Analysis of the measurement of moisture within previously wet gypsum sample in relation to the measured temperature on its surface using infrared thermography

  1. José Manuel Alonso López 1
  2. Francisco Javier Gutiérrez García 1
  3. Sergio González Díaz
  4. Marcos Frías García 1
  5. Eduardo González Díaz 1
  1. 1 Universidad de La Laguna

    Universidad de La Laguna

    San Cristobal de La Laguna, España


International Congress on Construction and Building Research (4º.2017. La Laguna)

Publisher: Magna Congresos S.L

ISBN: 978-84-09-03294-5

Year of publication: 2017

Type: Conference paper

Author's full text: lock_openOpen access editor

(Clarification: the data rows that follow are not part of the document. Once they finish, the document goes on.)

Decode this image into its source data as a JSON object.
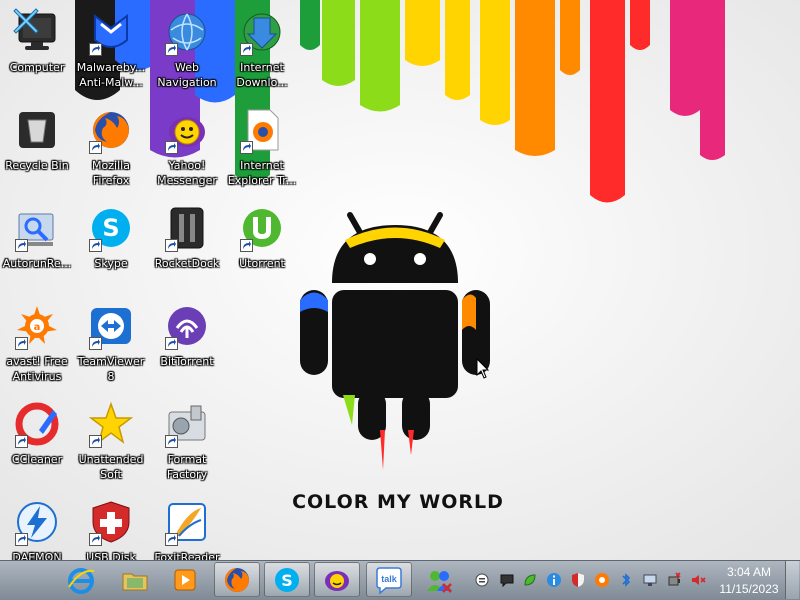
{
  "wallpaper": {
    "caption": "COLOR MY WORLD",
    "paint_colors": [
      "#1a1a1a",
      "#2a6cff",
      "#7a3cc8",
      "#1e9e3a",
      "#8ddc1a",
      "#ffd400",
      "#ff8a00",
      "#ff2a2a",
      "#e8287a"
    ]
  },
  "desktop_icons": [
    {
      "label": "Computer",
      "icon": "computer-icon",
      "shortcut": false
    },
    {
      "label": "Malwareby... Anti-Malw...",
      "icon": "malwarebytes-icon",
      "shortcut": true
    },
    {
      "label": "Web Navigation",
      "icon": "globe-icon",
      "shortcut": true
    },
    {
      "label": "Internet Downlo...",
      "icon": "download-manager-icon",
      "shortcut": true
    },
    {
      "label": "Recycle Bin",
      "icon": "recycle-bin-icon",
      "shortcut": false
    },
    {
      "label": "Mozilla Firefox",
      "icon": "firefox-icon",
      "shortcut": true
    },
    {
      "label": "Yahoo! Messenger",
      "icon": "yahoo-messenger-icon",
      "shortcut": true
    },
    {
      "label": "Internet Explorer Tr...",
      "icon": "document-firefox-icon",
      "shortcut": true
    },
    {
      "label": "AutorunRe...",
      "icon": "autorun-icon",
      "shortcut": true
    },
    {
      "label": "Skype",
      "icon": "skype-icon",
      "shortcut": true
    },
    {
      "label": "RocketDock",
      "icon": "rocketdock-icon",
      "shortcut": true
    },
    {
      "label": "Utorrent",
      "icon": "utorrent-icon",
      "shortcut": true
    },
    {
      "label": "avast! Free Antivirus",
      "icon": "avast-icon",
      "shortcut": true
    },
    {
      "label": "TeamViewer 8",
      "icon": "teamviewer-icon",
      "shortcut": true
    },
    {
      "label": "BitTorrent",
      "icon": "bittorrent-icon",
      "shortcut": true
    },
    {
      "label": "CCleaner",
      "icon": "ccleaner-icon",
      "shortcut": true
    },
    {
      "label": "Unattended Soft",
      "icon": "star-icon",
      "shortcut": true
    },
    {
      "label": "Format Factory",
      "icon": "format-factory-icon",
      "shortcut": true
    },
    {
      "label": "DAEMON",
      "icon": "daemon-tools-icon",
      "shortcut": true
    },
    {
      "label": "USB Disk",
      "icon": "usb-disk-security-icon",
      "shortcut": true
    },
    {
      "label": "FoxitReader",
      "icon": "foxit-reader-icon",
      "shortcut": true
    }
  ],
  "taskbar": {
    "start_icon": "start-x-icon",
    "buttons": [
      {
        "icon": "internet-explorer-icon",
        "active": false
      },
      {
        "icon": "explorer-folder-icon",
        "active": false
      },
      {
        "icon": "media-player-icon",
        "active": false
      },
      {
        "icon": "firefox-icon",
        "active": true
      },
      {
        "icon": "skype-icon",
        "active": true
      },
      {
        "icon": "yahoo-messenger-icon",
        "active": true
      },
      {
        "icon": "google-talk-icon",
        "active": true
      },
      {
        "icon": "network-users-icon",
        "active": false
      }
    ],
    "google_talk_text": "talk"
  },
  "tray": {
    "icons": [
      "chat-bubble-icon",
      "messages-icon",
      "green-leaf-icon",
      "info-icon",
      "shield-icon",
      "avast-tray-icon",
      "bluetooth-icon",
      "monitor-icon",
      "power-icon",
      "volume-muted-icon"
    ],
    "time": "3:04 AM",
    "date": "11/15/2023"
  },
  "colors": {
    "taskbar_top": "#aeb6bf",
    "taskbar_bottom": "#7f8a96",
    "label_text": "#ffffff"
  }
}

The available moisture at a material surface hasbeen identified as most relevant to fungal growth.Infrared thermography is a non-destructive testingtechnology that can be applied to determinevariations in a material’s surface moisture. As waterevaporation is an endothermic reaction, whichinduce local surface cooling, the measure of thesuperficial temperature during evaporation processcan be used to detect the presence of moisture.Therefore, infrared thermography can provideinsight on those conditions that could lead to fungalproliferation. This research presents a laboratorytest, which compare the thermal images obtainedduring the drying process of a gypsum specimenwith respect to the thermal images of other gypsumspecimen without pre-wetting, which was used as areference. The temperature values obtained with thethermal imaging camera were also compared withthe temperature values measured by a device withtwo channels: in-situ probe inside the gypsum andambient probe. The results show that a relationshipexist between the moisture measured by the probeinside the gypsum specimen and the image of thewater level detected thermographically.

Bibliographic References

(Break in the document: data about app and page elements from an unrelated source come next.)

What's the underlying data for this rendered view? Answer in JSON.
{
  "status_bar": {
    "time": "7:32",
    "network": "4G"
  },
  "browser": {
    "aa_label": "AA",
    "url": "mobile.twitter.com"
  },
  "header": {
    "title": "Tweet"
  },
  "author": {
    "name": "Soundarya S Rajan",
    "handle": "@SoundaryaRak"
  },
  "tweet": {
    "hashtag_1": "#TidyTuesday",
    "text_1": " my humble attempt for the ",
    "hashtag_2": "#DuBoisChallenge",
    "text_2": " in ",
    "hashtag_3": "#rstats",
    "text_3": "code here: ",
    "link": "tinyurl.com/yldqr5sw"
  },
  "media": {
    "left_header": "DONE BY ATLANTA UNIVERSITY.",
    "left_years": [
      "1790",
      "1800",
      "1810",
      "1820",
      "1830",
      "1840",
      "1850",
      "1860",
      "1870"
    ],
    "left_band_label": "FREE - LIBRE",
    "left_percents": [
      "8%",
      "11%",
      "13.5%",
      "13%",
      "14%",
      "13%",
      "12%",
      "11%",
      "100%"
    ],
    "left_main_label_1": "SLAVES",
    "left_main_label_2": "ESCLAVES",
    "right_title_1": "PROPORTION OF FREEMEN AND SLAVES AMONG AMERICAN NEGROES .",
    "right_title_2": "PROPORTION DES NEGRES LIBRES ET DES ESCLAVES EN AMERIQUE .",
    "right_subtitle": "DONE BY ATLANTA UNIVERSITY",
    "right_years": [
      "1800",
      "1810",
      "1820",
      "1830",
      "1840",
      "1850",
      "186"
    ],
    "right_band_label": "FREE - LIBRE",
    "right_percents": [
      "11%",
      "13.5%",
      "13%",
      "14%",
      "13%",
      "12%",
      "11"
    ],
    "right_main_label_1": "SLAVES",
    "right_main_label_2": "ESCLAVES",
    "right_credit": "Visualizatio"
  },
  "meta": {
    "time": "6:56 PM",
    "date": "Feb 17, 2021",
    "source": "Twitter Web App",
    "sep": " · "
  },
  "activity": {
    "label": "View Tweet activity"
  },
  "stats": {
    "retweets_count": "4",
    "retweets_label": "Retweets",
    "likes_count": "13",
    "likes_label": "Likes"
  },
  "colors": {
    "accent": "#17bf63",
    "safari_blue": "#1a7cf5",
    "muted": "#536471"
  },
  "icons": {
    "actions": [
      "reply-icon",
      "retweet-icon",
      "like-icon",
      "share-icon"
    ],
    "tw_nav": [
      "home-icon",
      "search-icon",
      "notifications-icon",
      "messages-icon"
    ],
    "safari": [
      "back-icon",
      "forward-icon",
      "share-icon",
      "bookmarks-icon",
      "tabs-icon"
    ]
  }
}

  • Barreira, E., & de Freitas, V. P. (2007). Evaluation of building materials using infrared thermography. Construction and Building Materials, 21(1), 218–224.
  • Borrachero, M. V., Payá, J., Bonilla, M., Monzó, J., Paya, J., Bonilla, M., & Monzo, J. (2008). The use of thermogravimetric analysis technique for the characterization of construction materials. The gypsum case. Journal of Thermal Analysis and Calorimetry, 91(2), 503–509.
  • Chen, Y., Punati, N., Sinha Ray, S., Yang, L., & Prasad, K. (2017). Thermal failure time of nonloadbearing gypsum board assemblies in standard furnace tests. Applied Thermal Engineering, 127, 1285–1292.
  • Dedesko, S., & Siegel, J. A. (2015). Moisture parameters and fungal communities associated with gypsum drywall in buildings. Microbiome, 3(1), 71.
  • EN 13279-2. (2014). Gypsum binders and gypsum plasters. Part 2: Test methods.
  • Glass, S. V., & Tenwolde, A. (2009). Review of moisture balance models for residential indoor humidity. 12th Canadian Conference on Building Science and Technology, 231–246. Retrieved from
  • Karagiannis, N., Karoglou, M., Bakolas, A., & Moropoulou, A. (2016). New Approaches to Building Pathology and Durability, 6.
  • Kylili, A., Fokaides, P. A., Christou, P., & Kalogirou, S. A. (2014). Infrared thermography (IRT) applications for building diagnostics: A review. Applied Energy.
  • Lerma, J. L., Cabrelles, M., & Portalés, C. (2011). Multitemporal thermal analysis to detect moisture on a building faade. Construction and Building Materials, 25(5), 2190–2197.
  • Pundir, A., Garg, M., & Singh, R. (2015). Evaluation of properties of gypsum plastersuperplasticizer blends of improved performance. Journal of Building Engineering, 4, 223– 230.